    • 43. Disposal of the excess sludge can be applied by: 44 3. Composting
    • 44. 3. Ponds And Lagoons A pond is a body of standing water, either natural or man-made, that is usually smaller than a lake. 45
    • 45. The enclosed body of water behind a barrier reef or barrier islands or enclosed by an atoll reef is called a lagoon. 46
    • 46. Ponds And Lagoons Stabilization ponds or lagoons are also known as Oxidation Ponds. They are used for simple secondary treatment of sewage effluents. Within an oxidation pond, heterotrophic bacteria degrade organic matter in the sewage which results in production of cellular material and minerals. 47
    • 47. The production of these minerals supports the growth of algae in the oxidation pond. Growth of algal populations allows further decomposition of the organic matter by producing oxygen. The production of this oxygen replenishes the oxygen used by the heterotrophic bacteria. 48
    • 48. Disadvantages of Oxidation ponds  Oxidation ponds tend to be inefficient  Require large holding capacities  The degradation is relatively slow  The effluents containing the oxidized products need to be periodically removed from the ponds. 49
    • 49. 50
    • 50. Tertiary treatment: removing of phosphate, nitrate, and pathogenic micro-organisms to produce potable water and to prevent eutrophication.
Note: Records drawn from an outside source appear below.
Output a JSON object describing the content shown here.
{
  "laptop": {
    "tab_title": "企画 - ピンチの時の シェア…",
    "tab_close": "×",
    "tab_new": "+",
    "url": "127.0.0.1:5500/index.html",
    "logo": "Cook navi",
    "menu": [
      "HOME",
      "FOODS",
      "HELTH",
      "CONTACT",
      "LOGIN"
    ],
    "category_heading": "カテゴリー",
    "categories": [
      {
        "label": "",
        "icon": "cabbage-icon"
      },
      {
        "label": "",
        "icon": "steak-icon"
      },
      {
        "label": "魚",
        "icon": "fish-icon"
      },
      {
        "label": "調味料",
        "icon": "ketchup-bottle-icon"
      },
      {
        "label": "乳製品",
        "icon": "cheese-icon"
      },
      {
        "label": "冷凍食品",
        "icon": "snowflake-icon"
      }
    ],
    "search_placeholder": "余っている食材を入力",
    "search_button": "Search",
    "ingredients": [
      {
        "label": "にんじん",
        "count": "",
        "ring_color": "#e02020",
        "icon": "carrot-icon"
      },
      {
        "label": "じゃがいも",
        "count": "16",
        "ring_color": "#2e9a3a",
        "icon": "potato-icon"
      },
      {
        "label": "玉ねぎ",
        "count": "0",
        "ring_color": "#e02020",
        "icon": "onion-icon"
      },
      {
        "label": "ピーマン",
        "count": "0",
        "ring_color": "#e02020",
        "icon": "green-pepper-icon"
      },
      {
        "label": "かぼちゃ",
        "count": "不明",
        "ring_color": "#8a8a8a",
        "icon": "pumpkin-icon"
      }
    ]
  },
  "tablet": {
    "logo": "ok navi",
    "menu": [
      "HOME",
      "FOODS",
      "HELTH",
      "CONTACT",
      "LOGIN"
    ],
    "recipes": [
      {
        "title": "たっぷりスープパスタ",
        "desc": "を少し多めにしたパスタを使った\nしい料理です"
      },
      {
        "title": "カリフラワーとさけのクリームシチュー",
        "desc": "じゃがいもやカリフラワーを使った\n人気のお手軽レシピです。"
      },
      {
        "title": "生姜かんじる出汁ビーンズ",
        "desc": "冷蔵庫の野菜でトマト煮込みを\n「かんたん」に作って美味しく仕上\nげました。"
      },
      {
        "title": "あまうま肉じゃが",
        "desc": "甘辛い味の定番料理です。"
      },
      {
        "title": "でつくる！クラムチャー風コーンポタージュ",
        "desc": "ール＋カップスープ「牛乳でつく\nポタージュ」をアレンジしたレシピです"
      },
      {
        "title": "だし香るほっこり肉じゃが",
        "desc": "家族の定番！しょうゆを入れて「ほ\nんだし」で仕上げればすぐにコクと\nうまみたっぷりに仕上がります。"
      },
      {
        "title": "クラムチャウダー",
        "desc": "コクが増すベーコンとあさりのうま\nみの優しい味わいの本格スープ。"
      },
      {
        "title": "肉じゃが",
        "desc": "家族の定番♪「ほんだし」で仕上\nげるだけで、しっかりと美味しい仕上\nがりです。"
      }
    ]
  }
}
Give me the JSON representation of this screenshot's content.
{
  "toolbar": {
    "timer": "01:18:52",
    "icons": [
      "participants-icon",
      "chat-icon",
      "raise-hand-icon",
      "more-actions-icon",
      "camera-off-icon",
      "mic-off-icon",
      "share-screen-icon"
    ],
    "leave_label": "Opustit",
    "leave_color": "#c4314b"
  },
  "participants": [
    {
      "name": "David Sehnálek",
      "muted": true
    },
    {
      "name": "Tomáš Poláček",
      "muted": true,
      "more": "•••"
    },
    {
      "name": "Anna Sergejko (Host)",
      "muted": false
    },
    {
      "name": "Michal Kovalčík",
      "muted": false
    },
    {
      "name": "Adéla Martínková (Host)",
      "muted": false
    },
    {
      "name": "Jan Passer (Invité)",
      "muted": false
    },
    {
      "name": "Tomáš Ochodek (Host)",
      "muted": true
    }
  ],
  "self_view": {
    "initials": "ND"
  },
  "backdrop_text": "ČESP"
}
Involving chemical precipitation, disinfection with chlorine, filtration through sand filters, and the use of maturation ponds. N.B: The purpose of disinfection in the treatment of waste water is to substantially reduce the number of microorganisms in the water to be discharged back into the environment. 51 Tertiary treatment stage
    • 51. Tertiary treatment stage 52
    • 52. 53
    • 53. Preliminary treatment Primary treatment Secondary treatment Tertiary treatment 54
    • 54. 55
    • 55. 56